→ **Exercise material**:
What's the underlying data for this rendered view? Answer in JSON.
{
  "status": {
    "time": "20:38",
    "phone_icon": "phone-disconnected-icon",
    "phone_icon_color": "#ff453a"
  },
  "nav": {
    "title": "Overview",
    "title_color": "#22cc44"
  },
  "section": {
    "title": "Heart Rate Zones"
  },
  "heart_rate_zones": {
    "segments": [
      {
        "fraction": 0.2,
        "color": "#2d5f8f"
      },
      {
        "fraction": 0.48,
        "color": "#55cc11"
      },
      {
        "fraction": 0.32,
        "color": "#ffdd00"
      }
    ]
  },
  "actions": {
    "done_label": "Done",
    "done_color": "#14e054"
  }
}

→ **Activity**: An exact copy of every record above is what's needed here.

→ **Written solution**:
What's the underlying data for this rendered view? Answer in JSON.
{
  "status": {
    "time": "20:38",
    "phone_icon": "phone-disconnected-icon",
    "phone_icon_color": "#ff453a"
  },
  "nav": {
    "title": "Overview",
    "title_color": "#22cc44"
  },
  "section": {
    "title": "Heart Rate Zones"
  },
  "heart_rate_zones": {
    "segments": [
      {
        "fraction": 0.2,
        "color": "#2d5f8f"
      },
      {
        "fraction": 0.48,
        "color": "#55cc11"
      },
      {
        "fraction": 0.32,
        "color": "#ffdd00"
      }
    ]
  },
  "actions": {
    "done_label": "Done",
    "done_color": "#14e054"
  }
}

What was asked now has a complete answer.